Ecosystems: Chemical Contaminants in Oysters and Mussels

NOAA’s Mussel Watch Program – the longest running pollutant monitoring program for coastal waters in the United States – analyzes chemical pollutant trends in oysters and mussels. The program includes over 300 sites with data from half of the sites collected every other year.  Since these stationary organisms eat by filtering particles from the water, chemical contaminant levels in their tissues are often a good indicator of local contamination.


Contaminants monitored by NOAA in mussel and oyster populations residing in U.S. coastal and estuarine waters.

Source: NOAA, 2010a


Industrial chemicals commercially available in the United States.

Source: U.S. GAO, 2009


Approximate number of commercially available chemicals in the U.S for which toxicity information exists.

Source: U.S. GAO, 2009


Approximate number of new chemicals introduced into U.S. commerce annually.

Source: U.S. GAO, 2009

Alternative content

Get Adobe Flash player

Download Contaminants in Estuarine Shellfish Interactive Map and Data (2.7mb)

Source: NOAA's Center for Coastal Monitoring and Assessment: Mussel Watch Database.
Note: American Samoa, Guam, Commonwealth of the Northern Mariana Islands, and the U.S. Virgin Islands are not included in this database.

About this Topic

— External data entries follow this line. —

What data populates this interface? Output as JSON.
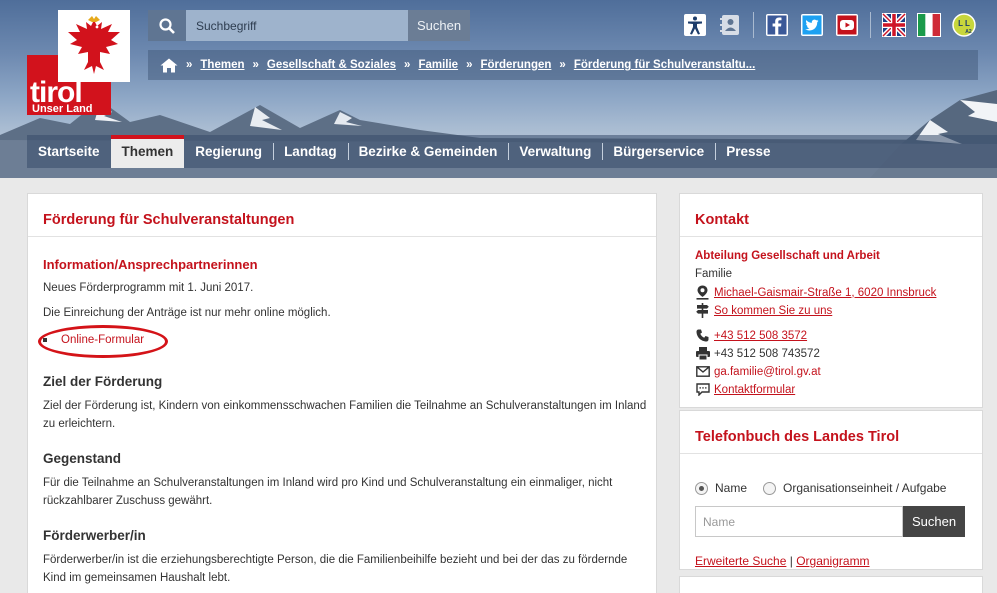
{
  "logo": {
    "word": "tirol",
    "subtitle": "Unser Land"
  },
  "search": {
    "placeholder": "Suchbegriff",
    "button": "Suchen"
  },
  "breadcrumb": [
    "Themen",
    "Gesellschaft & Soziales",
    "Familie",
    "Förderungen",
    "Förderung für Schulveranstaltu..."
  ],
  "breadcrumb_separator": "»",
  "service_icons": [
    "accessibility-icon",
    "contact-card-icon",
    "facebook-icon",
    "twitter-icon",
    "youtube-icon",
    "flag-uk-icon",
    "flag-italy-icon",
    "easy-language-icon"
  ],
  "nav": {
    "items": [
      "Startseite",
      "Themen",
      "Regierung",
      "Landtag",
      "Bezirke & Gemeinden",
      "Verwaltung",
      "Bürgerservice",
      "Presse"
    ],
    "active": "Themen"
  },
  "main": {
    "title": "Förderung für Schulveranstaltungen",
    "info_heading": "Information/Ansprechpartnerinnen",
    "info_p1": "Neues Förderprogramm mit 1. Juni 2017.",
    "info_p2": "Die Einreichung der Anträge ist nur mehr online möglich.",
    "online_link": "Online-Formular",
    "ziel_heading": "Ziel der Förderung",
    "ziel_text": "Ziel der Förderung ist, Kindern von einkommensschwachen Familien die Teilnahme an Schulveranstaltungen im Inland zu erleichtern.",
    "gegenstand_heading": "Gegenstand",
    "gegenstand_text": "Für die Teilnahme an Schulveranstaltungen im Inland wird pro Kind und Schulveranstaltung ein einmaliger, nicht rückzahlbarer Zuschuss gewährt.",
    "foerderwerber_heading": "Förderwerber/in",
    "foerderwerber_text": "Förderwerber/in ist die erziehungsberechtigte Person, die die Familienbeihilfe bezieht und bei der das zu fördernde Kind im gemeinsamen Haushalt lebt."
  },
  "kontakt": {
    "title": "Kontakt",
    "department": "Abteilung Gesellschaft und Arbeit",
    "sub": "Familie",
    "address": "Michael-Gaismair-Straße 1, 6020 Innsbruck",
    "directions": "So kommen Sie zu uns",
    "phone": "+43 512 508 3572",
    "fax": "+43 512 508 743572",
    "email": "ga.familie@tirol.gv.at",
    "form": "Kontaktformular"
  },
  "phonebook": {
    "title": "Telefonbuch des Landes Tirol",
    "radio_name": "Name",
    "radio_org": "Organisationseinheit / Aufgabe",
    "input_placeholder": "Name",
    "button": "Suchen",
    "link_advanced": "Erweiterte Suche",
    "link_separator": "|",
    "link_organigram": "Organigramm"
  },
  "colors": {
    "brand_red": "#d2121c",
    "link_red": "#c4121c"
  }
}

Data from NOAA’s Mussel Watch Program are provided in this topic to show the locations and concentrations of several chemical contaminants found accumulated in the tissues of estuarine oysters and mussels in coastal waters of the U.S during the time period 1986 to 2009. These contaminants include arsenic, cadmium, chlordane, chromium, DDT, dieldrin, lead, mercury, mirex, nickel, and PCBs. Since 1986, seven chemical contaminants have been found to exceed the FDA Action Level threshold: arsenic in two locations in the southeast in 1989, cadmium in 1989 in the Chesapeake Bay and Lake Pontchartrain in 1991; chromium in 2003 in Narragansett Bay, 2004 in Hudson/Raritan Estuary, and 2005 in Lake Ontario; lead every year (except 1990, 1996, 2003, 2005 and 2007) in numerous locations; mercury in the Hudson/Raritan Estuary in 1988 and 1989; mirex in 1990 in Pamlico Sound and Charleston Harbor and 1991 in Puget Sound; PCB in 1989 in Buzzards Bay. Two Case Studies are presented for this topic: Fire Retardants Emerge as Contaminants of Concern in U.S. and NOAA Scientists Putting Gulf Coast Oysters to the Test. Additionally, there is a Management Success story on Monitoring the Coast: NOAA Mussel Watch.

Closer Look

Relevant Links

NOAA's National Centers for Coastal Ocean Science - Center for Coastal Monitoring and Assessment

Integrated Risk Information System (IRIS), U.S. Environmental Protection Agency

Agency for Toxic Substances and Disease Registry, U.S. Department of Health and Human Services